──────── DATA SUPPLIED ────────

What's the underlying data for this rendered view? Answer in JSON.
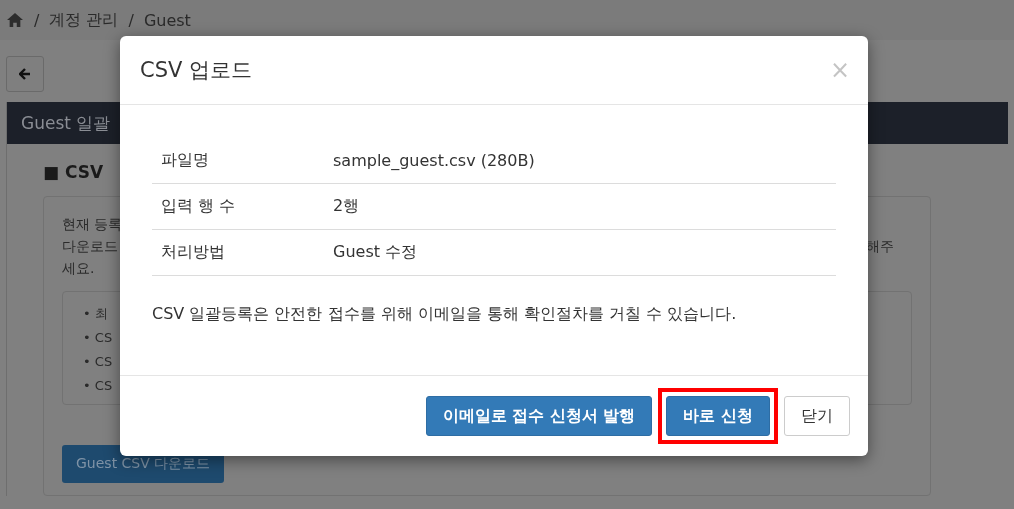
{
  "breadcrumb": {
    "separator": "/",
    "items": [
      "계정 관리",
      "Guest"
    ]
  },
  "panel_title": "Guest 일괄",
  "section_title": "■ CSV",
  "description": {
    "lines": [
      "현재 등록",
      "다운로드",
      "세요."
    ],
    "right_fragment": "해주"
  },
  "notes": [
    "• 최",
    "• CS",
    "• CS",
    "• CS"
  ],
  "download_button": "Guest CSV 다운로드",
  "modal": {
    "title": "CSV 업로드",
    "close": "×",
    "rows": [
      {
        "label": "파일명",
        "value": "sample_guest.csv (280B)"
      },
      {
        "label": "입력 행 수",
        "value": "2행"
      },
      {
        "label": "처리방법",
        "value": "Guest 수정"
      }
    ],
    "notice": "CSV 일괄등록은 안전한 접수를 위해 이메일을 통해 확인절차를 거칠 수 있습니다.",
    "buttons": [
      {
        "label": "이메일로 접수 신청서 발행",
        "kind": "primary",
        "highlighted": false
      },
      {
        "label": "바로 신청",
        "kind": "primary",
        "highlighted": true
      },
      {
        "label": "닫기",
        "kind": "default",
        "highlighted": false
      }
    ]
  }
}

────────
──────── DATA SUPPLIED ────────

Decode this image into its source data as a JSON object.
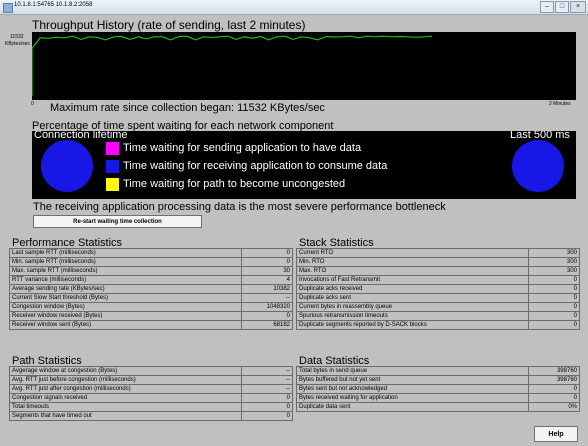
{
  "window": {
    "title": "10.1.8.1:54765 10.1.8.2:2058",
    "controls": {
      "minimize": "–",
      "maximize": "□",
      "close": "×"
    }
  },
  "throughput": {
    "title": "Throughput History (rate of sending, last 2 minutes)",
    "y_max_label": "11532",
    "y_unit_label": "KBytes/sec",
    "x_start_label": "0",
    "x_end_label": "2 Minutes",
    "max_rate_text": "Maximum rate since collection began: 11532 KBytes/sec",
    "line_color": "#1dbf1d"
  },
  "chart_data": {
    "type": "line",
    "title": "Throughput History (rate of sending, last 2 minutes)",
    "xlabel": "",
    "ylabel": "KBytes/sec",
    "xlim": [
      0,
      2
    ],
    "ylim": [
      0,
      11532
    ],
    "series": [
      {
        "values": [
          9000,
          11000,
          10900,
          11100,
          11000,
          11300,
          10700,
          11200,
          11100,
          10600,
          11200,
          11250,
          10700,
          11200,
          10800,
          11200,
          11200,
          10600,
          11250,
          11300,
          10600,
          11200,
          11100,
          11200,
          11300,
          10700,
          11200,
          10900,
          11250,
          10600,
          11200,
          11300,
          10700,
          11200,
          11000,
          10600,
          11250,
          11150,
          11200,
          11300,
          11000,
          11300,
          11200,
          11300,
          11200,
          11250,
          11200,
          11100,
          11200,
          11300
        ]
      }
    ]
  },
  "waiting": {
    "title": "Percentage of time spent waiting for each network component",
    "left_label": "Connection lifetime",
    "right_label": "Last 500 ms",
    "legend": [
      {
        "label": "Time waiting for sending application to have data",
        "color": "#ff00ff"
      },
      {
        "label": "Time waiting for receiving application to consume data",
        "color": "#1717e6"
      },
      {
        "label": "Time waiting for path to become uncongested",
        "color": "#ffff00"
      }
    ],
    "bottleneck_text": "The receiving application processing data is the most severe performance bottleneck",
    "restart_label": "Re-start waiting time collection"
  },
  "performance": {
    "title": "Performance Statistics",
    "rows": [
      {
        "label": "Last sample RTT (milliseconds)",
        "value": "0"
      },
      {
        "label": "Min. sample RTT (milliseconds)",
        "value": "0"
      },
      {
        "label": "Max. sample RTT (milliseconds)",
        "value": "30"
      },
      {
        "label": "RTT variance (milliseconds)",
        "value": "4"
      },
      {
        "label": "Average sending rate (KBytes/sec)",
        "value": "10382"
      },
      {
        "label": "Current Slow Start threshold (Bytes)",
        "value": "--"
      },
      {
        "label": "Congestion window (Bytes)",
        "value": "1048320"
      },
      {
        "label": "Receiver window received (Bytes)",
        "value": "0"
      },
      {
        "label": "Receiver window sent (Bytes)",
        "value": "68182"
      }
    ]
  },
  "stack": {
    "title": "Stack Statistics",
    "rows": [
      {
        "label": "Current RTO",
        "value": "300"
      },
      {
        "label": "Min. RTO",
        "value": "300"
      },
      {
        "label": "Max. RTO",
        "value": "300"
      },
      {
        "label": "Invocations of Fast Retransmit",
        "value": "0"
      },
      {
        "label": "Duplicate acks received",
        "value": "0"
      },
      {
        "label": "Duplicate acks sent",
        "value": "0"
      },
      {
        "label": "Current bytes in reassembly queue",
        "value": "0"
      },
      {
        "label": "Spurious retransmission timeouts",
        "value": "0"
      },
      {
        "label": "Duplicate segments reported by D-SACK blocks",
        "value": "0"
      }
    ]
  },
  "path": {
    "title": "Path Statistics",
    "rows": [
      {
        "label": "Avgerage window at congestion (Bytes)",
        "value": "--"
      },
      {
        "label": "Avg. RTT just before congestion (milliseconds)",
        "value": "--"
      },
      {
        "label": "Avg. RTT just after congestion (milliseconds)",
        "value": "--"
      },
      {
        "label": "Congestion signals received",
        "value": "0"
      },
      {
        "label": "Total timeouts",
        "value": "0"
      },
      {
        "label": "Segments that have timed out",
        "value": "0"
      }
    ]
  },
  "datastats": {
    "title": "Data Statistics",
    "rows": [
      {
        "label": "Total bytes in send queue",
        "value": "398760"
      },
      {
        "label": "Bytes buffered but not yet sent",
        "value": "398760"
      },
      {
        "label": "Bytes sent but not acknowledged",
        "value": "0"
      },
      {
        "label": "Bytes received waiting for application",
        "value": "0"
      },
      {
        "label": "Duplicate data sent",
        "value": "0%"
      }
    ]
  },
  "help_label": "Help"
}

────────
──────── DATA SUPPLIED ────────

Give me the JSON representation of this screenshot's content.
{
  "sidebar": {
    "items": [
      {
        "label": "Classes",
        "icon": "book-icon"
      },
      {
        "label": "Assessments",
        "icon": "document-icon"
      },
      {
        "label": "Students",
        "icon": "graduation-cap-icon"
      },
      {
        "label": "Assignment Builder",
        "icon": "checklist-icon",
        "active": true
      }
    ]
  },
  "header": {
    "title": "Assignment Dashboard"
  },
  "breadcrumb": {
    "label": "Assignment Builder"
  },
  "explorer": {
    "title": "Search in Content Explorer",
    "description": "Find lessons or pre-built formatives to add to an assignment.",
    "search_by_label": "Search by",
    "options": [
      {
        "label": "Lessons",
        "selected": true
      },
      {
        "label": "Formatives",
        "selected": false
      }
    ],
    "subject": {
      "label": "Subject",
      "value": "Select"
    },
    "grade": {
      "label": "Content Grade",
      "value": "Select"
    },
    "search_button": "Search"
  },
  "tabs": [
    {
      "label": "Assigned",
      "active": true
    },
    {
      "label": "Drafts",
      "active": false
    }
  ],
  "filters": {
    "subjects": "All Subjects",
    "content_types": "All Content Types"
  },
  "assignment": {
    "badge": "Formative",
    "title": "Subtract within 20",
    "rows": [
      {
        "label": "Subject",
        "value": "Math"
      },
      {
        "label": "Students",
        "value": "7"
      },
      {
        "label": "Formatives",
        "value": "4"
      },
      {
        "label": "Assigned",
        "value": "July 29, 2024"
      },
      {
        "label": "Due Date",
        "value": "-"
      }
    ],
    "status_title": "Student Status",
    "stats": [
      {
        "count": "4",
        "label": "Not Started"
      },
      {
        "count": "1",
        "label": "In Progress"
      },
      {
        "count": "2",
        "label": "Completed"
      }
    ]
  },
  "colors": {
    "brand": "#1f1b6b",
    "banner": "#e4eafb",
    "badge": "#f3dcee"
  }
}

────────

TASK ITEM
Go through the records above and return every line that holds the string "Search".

WRITTEN ANSWER
    "title": "Search in Content Explorer",
    "search_by_label": "Search by",
    "search_button": "Search"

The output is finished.